[Dataset items]

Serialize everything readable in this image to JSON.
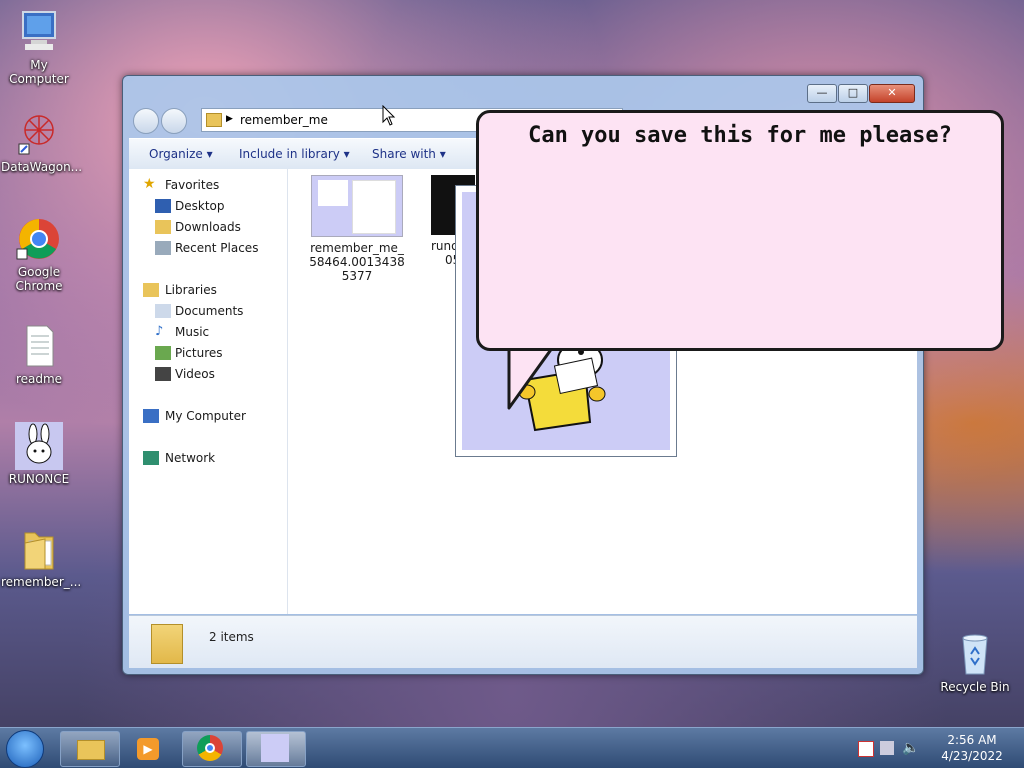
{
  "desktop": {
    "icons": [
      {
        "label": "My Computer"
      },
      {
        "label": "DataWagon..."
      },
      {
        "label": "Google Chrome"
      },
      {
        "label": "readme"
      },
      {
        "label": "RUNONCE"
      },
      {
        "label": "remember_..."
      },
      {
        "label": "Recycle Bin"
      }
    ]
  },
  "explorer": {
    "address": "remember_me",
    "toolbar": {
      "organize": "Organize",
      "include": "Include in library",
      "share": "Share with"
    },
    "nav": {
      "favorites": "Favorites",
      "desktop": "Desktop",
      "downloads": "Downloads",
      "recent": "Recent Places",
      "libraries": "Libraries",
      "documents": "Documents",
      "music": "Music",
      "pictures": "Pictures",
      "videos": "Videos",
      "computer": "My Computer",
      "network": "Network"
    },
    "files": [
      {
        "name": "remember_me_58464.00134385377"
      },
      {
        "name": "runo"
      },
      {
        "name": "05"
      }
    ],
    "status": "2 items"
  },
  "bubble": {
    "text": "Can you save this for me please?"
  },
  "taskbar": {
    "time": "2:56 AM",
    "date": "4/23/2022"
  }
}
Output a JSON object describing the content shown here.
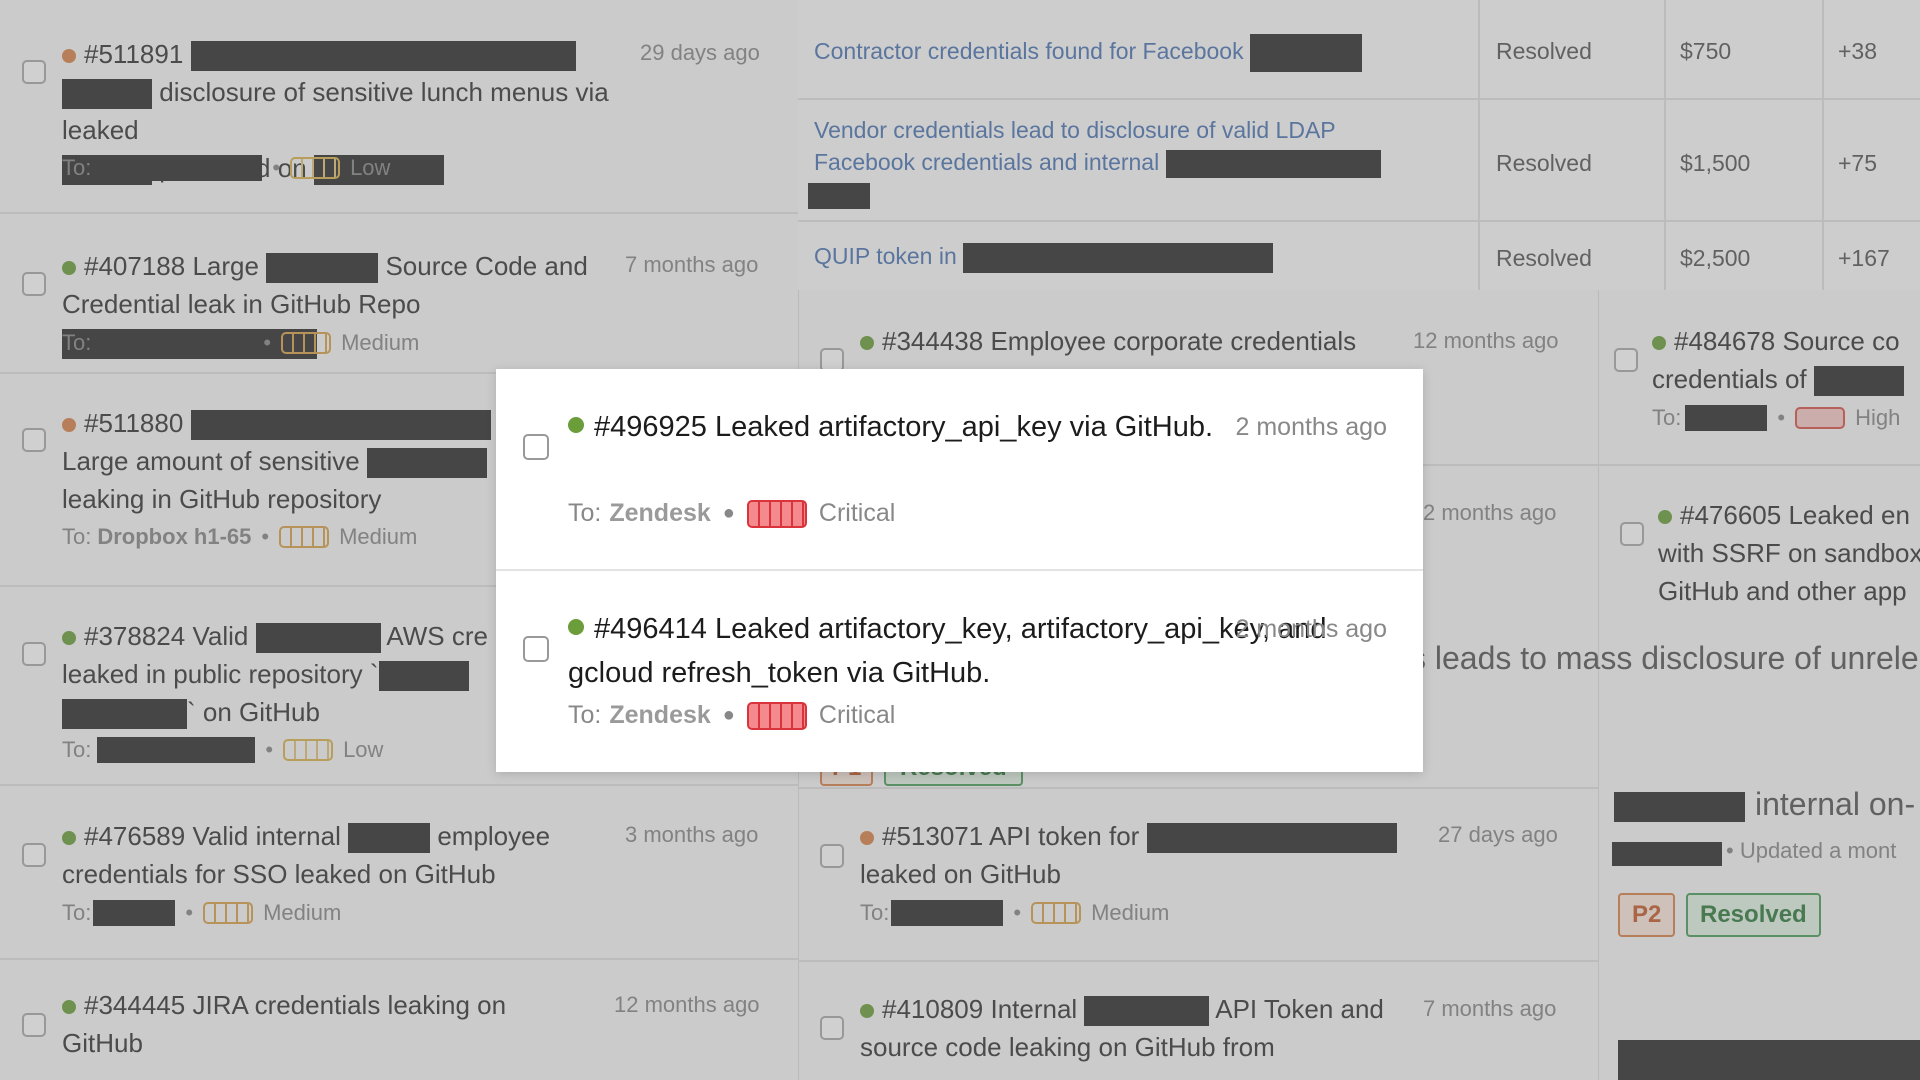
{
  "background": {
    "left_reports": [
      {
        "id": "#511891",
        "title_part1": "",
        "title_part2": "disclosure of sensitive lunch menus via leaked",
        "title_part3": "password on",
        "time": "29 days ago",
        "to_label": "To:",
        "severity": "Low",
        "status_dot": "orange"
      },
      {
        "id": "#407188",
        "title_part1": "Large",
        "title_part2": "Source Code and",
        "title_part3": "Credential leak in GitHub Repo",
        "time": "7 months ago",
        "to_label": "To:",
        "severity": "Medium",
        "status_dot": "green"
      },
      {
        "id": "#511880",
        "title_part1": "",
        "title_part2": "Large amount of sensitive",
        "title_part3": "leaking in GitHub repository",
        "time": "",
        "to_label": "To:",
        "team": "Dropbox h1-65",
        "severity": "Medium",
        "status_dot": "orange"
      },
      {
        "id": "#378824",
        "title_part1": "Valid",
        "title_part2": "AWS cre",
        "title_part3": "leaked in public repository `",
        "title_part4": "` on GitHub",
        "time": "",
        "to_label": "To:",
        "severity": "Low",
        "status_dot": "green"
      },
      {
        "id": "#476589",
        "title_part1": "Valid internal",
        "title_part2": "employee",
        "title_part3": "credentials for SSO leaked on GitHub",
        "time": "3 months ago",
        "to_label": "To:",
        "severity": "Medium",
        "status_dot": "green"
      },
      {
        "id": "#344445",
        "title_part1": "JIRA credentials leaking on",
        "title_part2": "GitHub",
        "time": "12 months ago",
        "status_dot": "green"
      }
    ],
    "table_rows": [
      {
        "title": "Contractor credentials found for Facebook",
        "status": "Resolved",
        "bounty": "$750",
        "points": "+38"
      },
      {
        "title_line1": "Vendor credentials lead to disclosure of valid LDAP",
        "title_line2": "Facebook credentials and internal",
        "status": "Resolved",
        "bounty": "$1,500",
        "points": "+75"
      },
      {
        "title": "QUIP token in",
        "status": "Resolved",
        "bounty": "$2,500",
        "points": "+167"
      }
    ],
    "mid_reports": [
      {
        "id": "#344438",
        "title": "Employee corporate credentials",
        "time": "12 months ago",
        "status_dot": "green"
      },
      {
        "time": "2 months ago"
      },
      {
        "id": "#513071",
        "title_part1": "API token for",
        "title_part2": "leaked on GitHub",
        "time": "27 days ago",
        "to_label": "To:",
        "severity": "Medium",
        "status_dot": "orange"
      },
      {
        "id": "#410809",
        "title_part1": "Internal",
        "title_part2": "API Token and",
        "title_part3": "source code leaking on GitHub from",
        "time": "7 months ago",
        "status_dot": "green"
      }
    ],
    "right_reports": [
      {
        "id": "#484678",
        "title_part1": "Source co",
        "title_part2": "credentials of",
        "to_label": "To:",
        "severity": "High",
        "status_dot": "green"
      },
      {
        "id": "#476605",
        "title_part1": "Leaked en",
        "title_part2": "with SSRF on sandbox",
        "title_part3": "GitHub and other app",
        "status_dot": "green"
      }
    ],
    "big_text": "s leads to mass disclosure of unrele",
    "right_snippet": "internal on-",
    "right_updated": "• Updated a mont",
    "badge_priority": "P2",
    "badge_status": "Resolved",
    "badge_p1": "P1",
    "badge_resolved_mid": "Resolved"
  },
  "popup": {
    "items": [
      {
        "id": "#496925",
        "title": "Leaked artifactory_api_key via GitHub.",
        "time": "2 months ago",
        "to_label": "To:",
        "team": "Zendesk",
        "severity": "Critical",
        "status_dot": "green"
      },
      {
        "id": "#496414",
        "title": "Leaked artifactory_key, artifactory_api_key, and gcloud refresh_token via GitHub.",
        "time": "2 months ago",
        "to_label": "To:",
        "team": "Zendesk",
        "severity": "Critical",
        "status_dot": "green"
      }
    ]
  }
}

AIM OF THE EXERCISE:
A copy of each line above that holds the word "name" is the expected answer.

RESPONSE TO THIS EXERCISE:
        "name": "remember_me_58464.00134385377"
        "name": "runo"
        "name": "05"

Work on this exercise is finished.